(Extracted records)
::::

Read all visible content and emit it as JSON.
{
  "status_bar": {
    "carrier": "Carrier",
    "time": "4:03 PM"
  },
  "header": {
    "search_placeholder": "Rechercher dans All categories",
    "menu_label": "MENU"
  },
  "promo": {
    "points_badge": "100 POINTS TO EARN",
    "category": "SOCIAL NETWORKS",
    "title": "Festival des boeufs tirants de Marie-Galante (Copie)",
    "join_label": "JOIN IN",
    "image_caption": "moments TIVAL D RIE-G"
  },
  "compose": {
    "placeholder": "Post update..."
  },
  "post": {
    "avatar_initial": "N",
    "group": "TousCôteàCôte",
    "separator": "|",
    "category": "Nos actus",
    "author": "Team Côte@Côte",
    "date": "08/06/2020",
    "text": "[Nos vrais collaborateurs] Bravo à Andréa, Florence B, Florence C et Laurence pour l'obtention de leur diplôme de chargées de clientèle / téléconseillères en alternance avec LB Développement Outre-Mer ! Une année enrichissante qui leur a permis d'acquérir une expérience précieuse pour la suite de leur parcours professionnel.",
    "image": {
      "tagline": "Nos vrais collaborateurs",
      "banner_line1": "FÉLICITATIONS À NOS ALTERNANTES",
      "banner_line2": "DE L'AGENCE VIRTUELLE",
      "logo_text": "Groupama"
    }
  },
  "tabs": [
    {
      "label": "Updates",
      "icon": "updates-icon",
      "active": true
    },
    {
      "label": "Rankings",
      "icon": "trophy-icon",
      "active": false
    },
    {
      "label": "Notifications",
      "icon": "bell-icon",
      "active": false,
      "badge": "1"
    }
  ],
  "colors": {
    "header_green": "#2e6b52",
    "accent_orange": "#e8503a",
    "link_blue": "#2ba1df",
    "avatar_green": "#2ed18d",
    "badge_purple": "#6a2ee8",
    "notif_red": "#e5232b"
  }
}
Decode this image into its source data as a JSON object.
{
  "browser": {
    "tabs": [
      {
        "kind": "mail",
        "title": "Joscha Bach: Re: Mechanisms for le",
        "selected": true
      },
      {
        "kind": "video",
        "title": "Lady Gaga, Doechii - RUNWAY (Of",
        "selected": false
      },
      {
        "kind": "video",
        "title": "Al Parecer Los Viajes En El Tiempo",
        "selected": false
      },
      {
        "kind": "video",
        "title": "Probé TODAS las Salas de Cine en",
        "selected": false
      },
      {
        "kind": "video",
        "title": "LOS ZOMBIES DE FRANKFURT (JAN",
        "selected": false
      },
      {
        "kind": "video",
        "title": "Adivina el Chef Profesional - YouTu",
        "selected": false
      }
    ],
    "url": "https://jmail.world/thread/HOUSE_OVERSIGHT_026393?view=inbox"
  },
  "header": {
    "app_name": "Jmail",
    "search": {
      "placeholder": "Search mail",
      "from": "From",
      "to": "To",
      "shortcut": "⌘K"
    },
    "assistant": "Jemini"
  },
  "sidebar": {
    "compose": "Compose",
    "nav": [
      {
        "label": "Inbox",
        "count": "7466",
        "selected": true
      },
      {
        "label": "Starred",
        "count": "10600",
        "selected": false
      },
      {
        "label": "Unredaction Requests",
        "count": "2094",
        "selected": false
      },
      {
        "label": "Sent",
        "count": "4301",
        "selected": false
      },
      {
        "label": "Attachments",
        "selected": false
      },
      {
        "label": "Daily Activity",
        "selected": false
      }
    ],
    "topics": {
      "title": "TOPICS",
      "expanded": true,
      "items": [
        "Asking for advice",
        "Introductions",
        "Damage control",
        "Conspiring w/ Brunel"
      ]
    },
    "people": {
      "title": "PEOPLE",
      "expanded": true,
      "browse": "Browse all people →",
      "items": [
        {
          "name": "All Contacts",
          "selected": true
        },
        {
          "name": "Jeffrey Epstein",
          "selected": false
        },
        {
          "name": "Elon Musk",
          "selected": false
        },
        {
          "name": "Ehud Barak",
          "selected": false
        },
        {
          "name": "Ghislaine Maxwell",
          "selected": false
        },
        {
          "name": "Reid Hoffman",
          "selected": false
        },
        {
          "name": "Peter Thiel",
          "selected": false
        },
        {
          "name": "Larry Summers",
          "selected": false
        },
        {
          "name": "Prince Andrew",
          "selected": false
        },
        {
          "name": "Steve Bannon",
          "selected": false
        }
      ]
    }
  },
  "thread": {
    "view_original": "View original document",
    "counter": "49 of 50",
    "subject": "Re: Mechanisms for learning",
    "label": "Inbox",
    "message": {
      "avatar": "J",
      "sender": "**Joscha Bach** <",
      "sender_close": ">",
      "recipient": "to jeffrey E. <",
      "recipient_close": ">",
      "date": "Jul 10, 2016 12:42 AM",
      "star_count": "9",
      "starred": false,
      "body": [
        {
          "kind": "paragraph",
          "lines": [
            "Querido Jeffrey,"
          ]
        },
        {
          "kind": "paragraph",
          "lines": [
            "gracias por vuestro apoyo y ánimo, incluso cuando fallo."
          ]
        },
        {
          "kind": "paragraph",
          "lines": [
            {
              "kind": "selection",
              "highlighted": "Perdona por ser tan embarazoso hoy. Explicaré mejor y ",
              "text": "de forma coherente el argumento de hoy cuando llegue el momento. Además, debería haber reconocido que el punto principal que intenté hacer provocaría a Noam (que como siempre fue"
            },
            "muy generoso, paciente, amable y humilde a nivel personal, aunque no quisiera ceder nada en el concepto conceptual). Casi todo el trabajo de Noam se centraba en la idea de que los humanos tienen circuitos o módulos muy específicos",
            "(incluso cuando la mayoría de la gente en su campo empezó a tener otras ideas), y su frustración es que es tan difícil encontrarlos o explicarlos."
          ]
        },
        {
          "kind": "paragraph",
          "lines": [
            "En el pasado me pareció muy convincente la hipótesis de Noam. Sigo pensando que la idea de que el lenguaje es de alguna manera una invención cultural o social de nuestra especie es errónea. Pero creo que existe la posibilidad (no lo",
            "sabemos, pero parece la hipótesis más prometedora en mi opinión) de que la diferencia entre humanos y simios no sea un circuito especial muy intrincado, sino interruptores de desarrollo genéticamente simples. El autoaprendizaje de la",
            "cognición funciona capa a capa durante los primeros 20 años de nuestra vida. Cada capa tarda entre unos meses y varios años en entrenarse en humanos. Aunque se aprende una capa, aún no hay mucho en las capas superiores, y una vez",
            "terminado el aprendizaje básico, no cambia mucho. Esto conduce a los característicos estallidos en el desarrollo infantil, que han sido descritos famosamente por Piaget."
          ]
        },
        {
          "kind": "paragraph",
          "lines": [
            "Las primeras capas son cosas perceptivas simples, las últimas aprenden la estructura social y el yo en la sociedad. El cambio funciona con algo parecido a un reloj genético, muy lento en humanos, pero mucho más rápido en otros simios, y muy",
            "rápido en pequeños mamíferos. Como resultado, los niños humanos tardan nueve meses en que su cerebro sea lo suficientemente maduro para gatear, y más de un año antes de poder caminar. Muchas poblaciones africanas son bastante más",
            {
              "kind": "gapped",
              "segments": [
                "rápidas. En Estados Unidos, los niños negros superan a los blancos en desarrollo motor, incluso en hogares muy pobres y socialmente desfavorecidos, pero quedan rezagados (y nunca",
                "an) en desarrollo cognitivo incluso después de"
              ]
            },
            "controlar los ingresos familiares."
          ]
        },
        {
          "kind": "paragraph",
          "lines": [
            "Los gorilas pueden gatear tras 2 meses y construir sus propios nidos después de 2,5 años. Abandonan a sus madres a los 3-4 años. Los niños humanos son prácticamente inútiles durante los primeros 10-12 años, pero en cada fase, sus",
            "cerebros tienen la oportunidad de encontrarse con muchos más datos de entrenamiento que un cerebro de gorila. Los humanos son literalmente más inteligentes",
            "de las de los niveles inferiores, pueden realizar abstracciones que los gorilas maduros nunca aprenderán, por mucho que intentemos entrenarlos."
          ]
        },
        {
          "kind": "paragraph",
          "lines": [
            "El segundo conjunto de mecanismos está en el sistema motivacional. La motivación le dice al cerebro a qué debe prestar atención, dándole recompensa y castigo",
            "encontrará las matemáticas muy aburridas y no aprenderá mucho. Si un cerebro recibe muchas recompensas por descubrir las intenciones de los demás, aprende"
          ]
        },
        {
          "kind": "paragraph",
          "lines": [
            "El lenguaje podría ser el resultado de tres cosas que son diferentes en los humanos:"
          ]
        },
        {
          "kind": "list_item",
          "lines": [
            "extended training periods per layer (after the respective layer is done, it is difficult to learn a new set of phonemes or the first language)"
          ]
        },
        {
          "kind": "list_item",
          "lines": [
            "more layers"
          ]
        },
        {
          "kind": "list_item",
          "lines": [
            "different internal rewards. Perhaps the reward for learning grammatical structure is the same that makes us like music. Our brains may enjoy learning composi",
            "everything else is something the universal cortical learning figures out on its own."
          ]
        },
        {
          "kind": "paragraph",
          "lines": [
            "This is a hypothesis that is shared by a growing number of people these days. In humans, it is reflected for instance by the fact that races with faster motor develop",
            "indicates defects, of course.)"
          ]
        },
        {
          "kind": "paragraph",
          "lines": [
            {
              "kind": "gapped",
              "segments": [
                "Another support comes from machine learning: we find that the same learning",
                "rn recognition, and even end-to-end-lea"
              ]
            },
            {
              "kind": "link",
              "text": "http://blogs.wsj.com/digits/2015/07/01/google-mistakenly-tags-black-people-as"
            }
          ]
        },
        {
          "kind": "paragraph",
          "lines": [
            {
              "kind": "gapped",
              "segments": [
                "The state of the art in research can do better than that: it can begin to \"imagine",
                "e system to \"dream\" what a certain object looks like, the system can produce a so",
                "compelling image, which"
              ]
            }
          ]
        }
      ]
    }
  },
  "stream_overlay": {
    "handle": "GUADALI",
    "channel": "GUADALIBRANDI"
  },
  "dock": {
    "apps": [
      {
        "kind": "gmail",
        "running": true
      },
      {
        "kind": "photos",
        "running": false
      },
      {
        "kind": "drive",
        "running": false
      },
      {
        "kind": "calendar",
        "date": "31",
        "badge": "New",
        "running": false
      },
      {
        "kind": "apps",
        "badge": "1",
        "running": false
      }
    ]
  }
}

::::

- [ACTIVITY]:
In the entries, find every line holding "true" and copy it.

- [ANSWER TO THE EXERCISE]:
      "active": true
        "selected": true
        "selected": true
      "expanded": true,
      "expanded": true,
          "selected": true
        "running": true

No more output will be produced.